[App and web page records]
== Segment start ==
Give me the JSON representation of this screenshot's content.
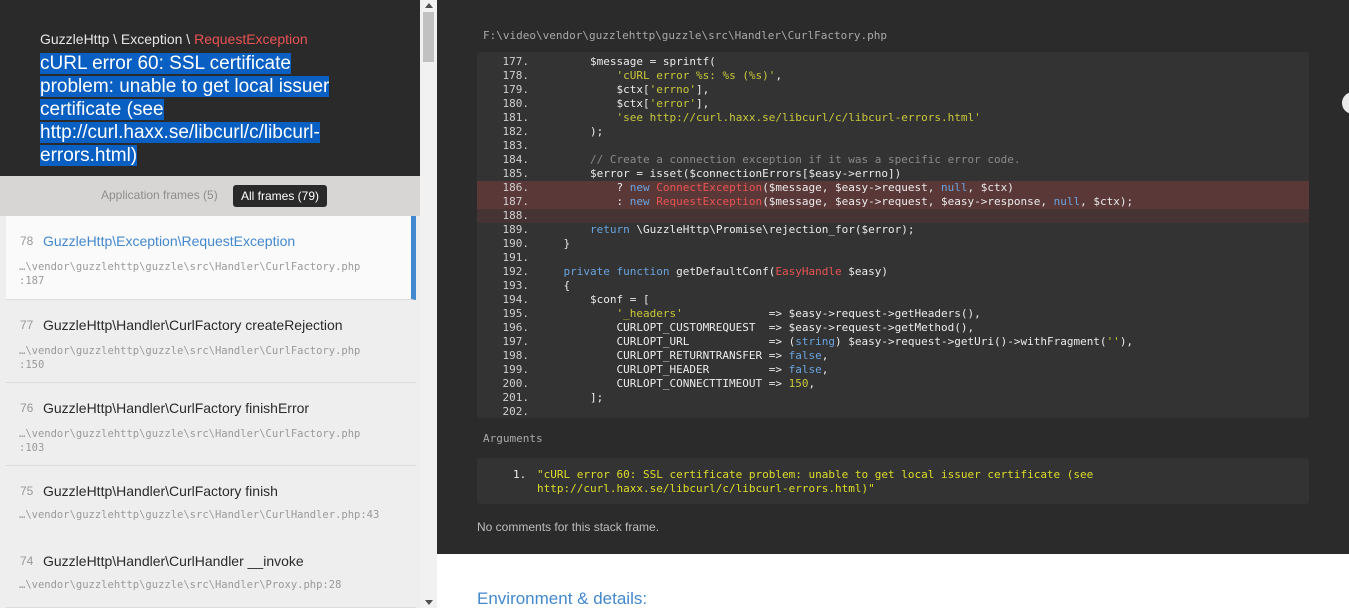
{
  "exception": {
    "namespace": "GuzzleHttp \\ Exception \\ ",
    "class": "RequestException",
    "message": "cURL error 60: SSL certificate problem: unable to get local issuer certificate (see http://curl.haxx.se/libcurl/c/libcurl-errors.html)"
  },
  "filters": {
    "app_frames": "Application frames (5)",
    "all_frames": "All frames (79)"
  },
  "frames": [
    {
      "num": "78",
      "cls": "GuzzleHttp\\Exception\\RequestException",
      "file": "…\\vendor\\guzzlehttp\\guzzle\\src\\Handler\\CurlFactory.php",
      "line": ":187"
    },
    {
      "num": "77",
      "cls": "GuzzleHttp\\Handler\\CurlFactory createRejection",
      "file": "…\\vendor\\guzzlehttp\\guzzle\\src\\Handler\\CurlFactory.php",
      "line": ":150"
    },
    {
      "num": "76",
      "cls": "GuzzleHttp\\Handler\\CurlFactory finishError",
      "file": "…\\vendor\\guzzlehttp\\guzzle\\src\\Handler\\CurlFactory.php",
      "line": ":103"
    },
    {
      "num": "75",
      "cls": "GuzzleHttp\\Handler\\CurlFactory finish",
      "file": "…\\vendor\\guzzlehttp\\guzzle\\src\\Handler\\CurlHandler.php:43",
      "line": ""
    },
    {
      "num": "74",
      "cls": "GuzzleHttp\\Handler\\CurlHandler __invoke",
      "file": "…\\vendor\\guzzlehttp\\guzzle\\src\\Handler\\Proxy.php:28",
      "line": ""
    }
  ],
  "code": {
    "file_path": "F:\\video\\vendor\\guzzlehttp\\guzzle\\src\\Handler\\CurlFactory.php",
    "lines": [
      {
        "n": "177.",
        "t": "        $message = sprintf("
      },
      {
        "n": "178.",
        "t": "            'cURL error %s: %s (%s)',"
      },
      {
        "n": "179.",
        "t": "            $ctx['errno'],"
      },
      {
        "n": "180.",
        "t": "            $ctx['error'],"
      },
      {
        "n": "181.",
        "t": "            'see http://curl.haxx.se/libcurl/c/libcurl-errors.html'"
      },
      {
        "n": "182.",
        "t": "        );"
      },
      {
        "n": "183.",
        "t": ""
      },
      {
        "n": "184.",
        "t": "        // Create a connection exception if it was a specific error code."
      },
      {
        "n": "185.",
        "t": "        $error = isset($connectionErrors[$easy->errno])"
      },
      {
        "n": "186.",
        "t": "            ? new ConnectException($message, $easy->request, null, $ctx)"
      },
      {
        "n": "187.",
        "t": "            : new RequestException($message, $easy->request, $easy->response, null, $ctx);"
      },
      {
        "n": "188.",
        "t": ""
      },
      {
        "n": "189.",
        "t": "        return \\GuzzleHttp\\Promise\\rejection_for($error);"
      },
      {
        "n": "190.",
        "t": "    }"
      },
      {
        "n": "191.",
        "t": ""
      },
      {
        "n": "192.",
        "t": "    private function getDefaultConf(EasyHandle $easy)"
      },
      {
        "n": "193.",
        "t": "    {"
      },
      {
        "n": "194.",
        "t": "        $conf = ["
      },
      {
        "n": "195.",
        "t": "            '_headers'             => $easy->request->getHeaders(),"
      },
      {
        "n": "196.",
        "t": "            CURLOPT_CUSTOMREQUEST  => $easy->request->getMethod(),"
      },
      {
        "n": "197.",
        "t": "            CURLOPT_URL            => (string) $easy->request->getUri()->withFragment(''),"
      },
      {
        "n": "198.",
        "t": "            CURLOPT_RETURNTRANSFER => false,"
      },
      {
        "n": "199.",
        "t": "            CURLOPT_HEADER         => false,"
      },
      {
        "n": "200.",
        "t": "            CURLOPT_CONNECTTIMEOUT => 150,"
      },
      {
        "n": "201.",
        "t": "        ];"
      },
      {
        "n": "202.",
        "t": ""
      }
    ]
  },
  "arguments": {
    "title": "Arguments",
    "num": "1.",
    "value": "\"cURL error 60: SSL certificate problem: unable to get local issuer certificate (see http://curl.haxx.se/libcurl/c/libcurl-errors.html)\""
  },
  "no_comments": "No comments for this stack frame.",
  "environment_title": "Environment & details:",
  "colors": {
    "accent": "#4288ce",
    "error": "#e95353",
    "dark": "#2a2a2a"
  }
}
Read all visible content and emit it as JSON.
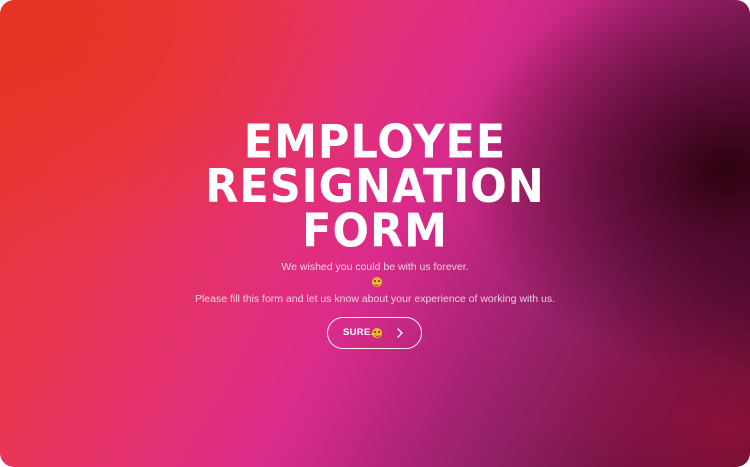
{
  "form": {
    "title_lines": [
      "EMPLOYEE",
      "RESIGNATION",
      "FORM"
    ],
    "subtitle_lines": [
      "We wished you could be with us forever.",
      "Please fill this form and let us know about your experience of working with us."
    ],
    "subtitle_emoji_icon": "grimacing-face-icon",
    "cta": {
      "label": "SURE.",
      "emoji_icon": "grimacing-face-icon",
      "arrow_icon": "chevron-right-icon"
    }
  },
  "colors": {
    "gradient_start": "#e6352e",
    "gradient_mid": "#d92b8c",
    "gradient_end": "#3a0a25",
    "text": "#ffffff"
  }
}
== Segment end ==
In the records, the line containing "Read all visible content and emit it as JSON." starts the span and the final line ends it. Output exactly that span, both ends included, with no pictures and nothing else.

Read all visible content and emit it as JSON.
{
  "form": {
    "title_lines": [
      "EMPLOYEE",
      "RESIGNATION",
      "FORM"
    ],
    "subtitle_lines": [
      "We wished you could be with us forever.",
      "Please fill this form and let us know about your experience of working with us."
    ],
    "subtitle_emoji_icon": "grimacing-face-icon",
    "cta": {
      "label": "SURE.",
      "emoji_icon": "grimacing-face-icon",
      "arrow_icon": "chevron-right-icon"
    }
  },
  "colors": {
    "gradient_start": "#e6352e",
    "gradient_mid": "#d92b8c",
    "gradient_end": "#3a0a25",
    "text": "#ffffff"
  }
}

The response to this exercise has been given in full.